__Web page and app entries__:

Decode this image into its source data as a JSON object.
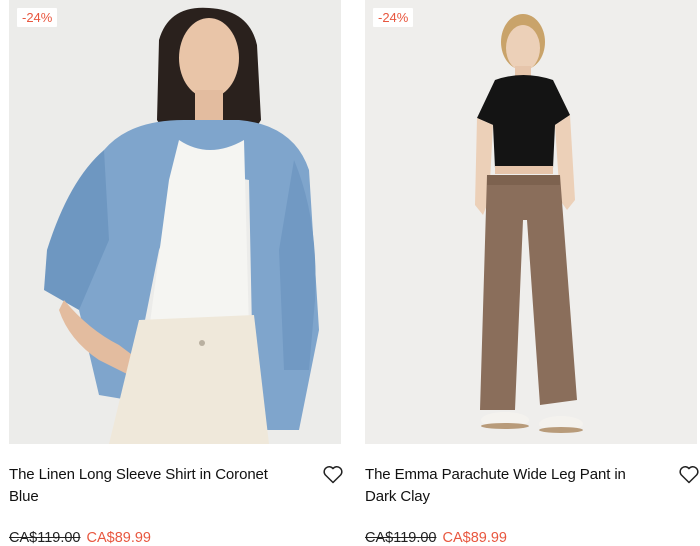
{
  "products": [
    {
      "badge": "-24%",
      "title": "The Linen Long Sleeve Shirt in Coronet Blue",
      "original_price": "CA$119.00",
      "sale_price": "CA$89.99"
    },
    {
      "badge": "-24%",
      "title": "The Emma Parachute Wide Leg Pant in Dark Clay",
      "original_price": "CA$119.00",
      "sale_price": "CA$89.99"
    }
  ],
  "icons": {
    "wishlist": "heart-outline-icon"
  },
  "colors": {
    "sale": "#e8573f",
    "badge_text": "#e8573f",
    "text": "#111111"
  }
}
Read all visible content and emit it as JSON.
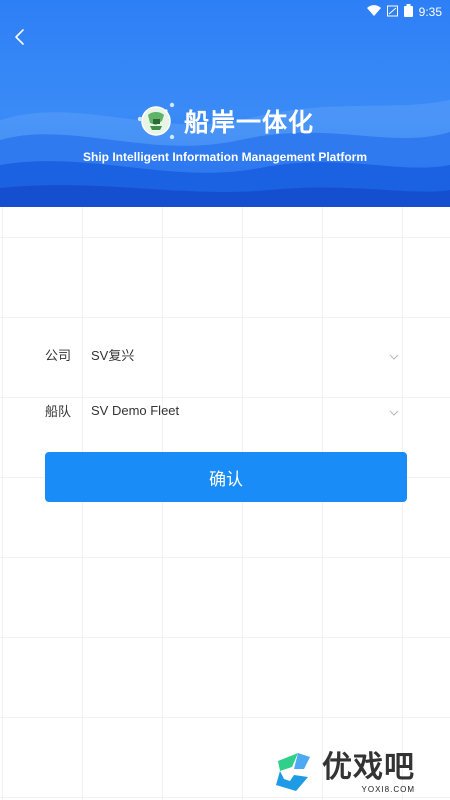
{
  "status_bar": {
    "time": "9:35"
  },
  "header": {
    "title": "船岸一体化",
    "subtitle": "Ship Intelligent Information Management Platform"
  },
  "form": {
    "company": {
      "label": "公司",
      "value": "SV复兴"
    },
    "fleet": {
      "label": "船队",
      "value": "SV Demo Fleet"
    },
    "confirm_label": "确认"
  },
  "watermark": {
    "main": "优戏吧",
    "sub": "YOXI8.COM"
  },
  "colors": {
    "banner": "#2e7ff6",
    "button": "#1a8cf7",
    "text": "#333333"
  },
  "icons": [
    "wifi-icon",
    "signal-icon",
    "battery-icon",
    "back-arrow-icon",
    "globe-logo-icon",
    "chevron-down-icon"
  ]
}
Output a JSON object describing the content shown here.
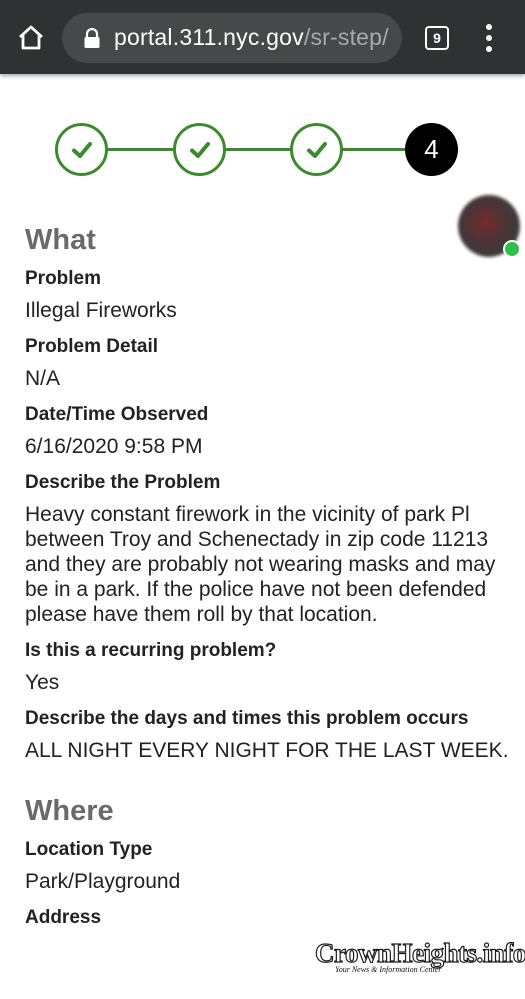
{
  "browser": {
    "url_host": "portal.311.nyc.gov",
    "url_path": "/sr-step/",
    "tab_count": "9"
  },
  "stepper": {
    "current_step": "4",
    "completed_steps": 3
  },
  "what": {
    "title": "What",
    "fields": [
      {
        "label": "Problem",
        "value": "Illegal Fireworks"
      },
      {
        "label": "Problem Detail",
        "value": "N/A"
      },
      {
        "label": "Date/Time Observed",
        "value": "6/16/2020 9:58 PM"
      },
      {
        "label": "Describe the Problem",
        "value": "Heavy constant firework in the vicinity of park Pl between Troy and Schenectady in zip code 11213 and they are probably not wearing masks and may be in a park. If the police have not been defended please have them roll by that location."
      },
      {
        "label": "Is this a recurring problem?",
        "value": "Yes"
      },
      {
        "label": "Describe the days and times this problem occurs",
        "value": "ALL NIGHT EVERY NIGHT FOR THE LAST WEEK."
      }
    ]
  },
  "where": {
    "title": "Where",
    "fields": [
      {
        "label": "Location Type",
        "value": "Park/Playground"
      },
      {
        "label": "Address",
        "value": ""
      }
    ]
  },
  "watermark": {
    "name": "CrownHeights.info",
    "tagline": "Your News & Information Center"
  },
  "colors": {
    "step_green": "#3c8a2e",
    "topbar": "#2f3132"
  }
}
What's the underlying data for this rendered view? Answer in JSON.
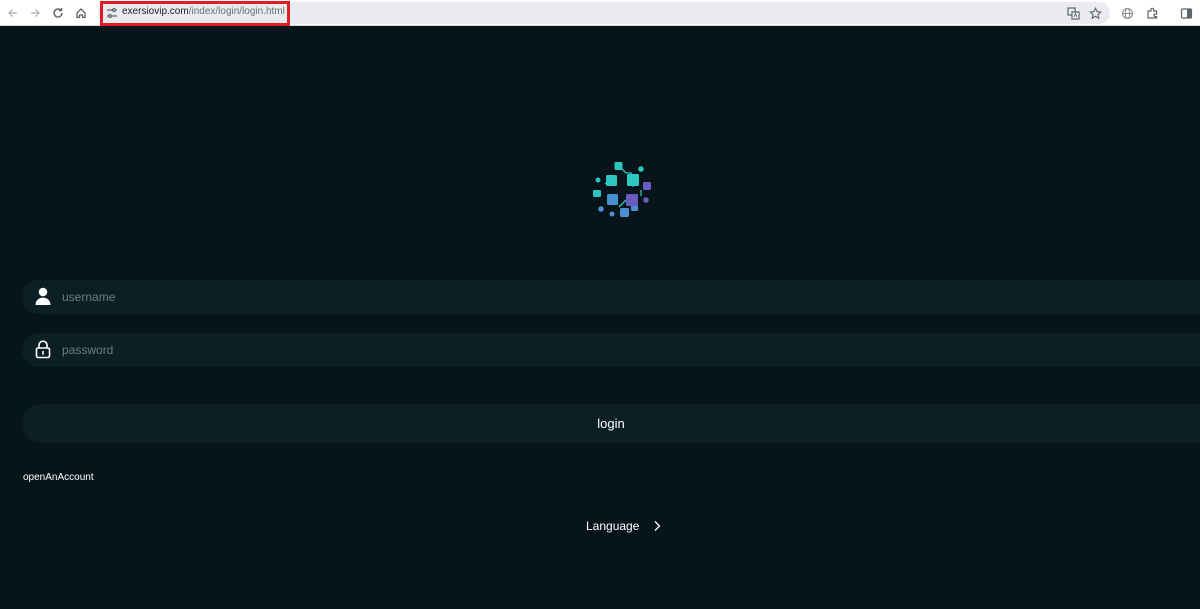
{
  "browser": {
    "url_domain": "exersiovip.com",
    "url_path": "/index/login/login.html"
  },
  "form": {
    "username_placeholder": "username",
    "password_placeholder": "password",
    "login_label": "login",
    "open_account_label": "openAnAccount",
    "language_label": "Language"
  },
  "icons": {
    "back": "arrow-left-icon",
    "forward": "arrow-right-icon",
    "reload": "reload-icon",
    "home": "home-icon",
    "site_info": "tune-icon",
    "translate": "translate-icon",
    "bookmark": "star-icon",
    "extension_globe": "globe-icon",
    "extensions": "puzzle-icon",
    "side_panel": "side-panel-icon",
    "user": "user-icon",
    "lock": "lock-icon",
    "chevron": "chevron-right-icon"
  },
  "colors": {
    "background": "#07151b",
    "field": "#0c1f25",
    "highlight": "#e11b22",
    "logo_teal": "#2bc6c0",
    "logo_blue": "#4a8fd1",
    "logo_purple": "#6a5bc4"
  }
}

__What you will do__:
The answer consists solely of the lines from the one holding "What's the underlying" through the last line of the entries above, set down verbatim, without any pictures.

__Answer to the exercise__:
What's the underlying data for this rendered view? Answer in JSON.
{
  "browser": {
    "url_domain": "exersiovip.com",
    "url_path": "/index/login/login.html"
  },
  "form": {
    "username_placeholder": "username",
    "password_placeholder": "password",
    "login_label": "login",
    "open_account_label": "openAnAccount",
    "language_label": "Language"
  },
  "icons": {
    "back": "arrow-left-icon",
    "forward": "arrow-right-icon",
    "reload": "reload-icon",
    "home": "home-icon",
    "site_info": "tune-icon",
    "translate": "translate-icon",
    "bookmark": "star-icon",
    "extension_globe": "globe-icon",
    "extensions": "puzzle-icon",
    "side_panel": "side-panel-icon",
    "user": "user-icon",
    "lock": "lock-icon",
    "chevron": "chevron-right-icon"
  },
  "colors": {
    "background": "#07151b",
    "field": "#0c1f25",
    "highlight": "#e11b22",
    "logo_teal": "#2bc6c0",
    "logo_blue": "#4a8fd1",
    "logo_purple": "#6a5bc4"
  }
}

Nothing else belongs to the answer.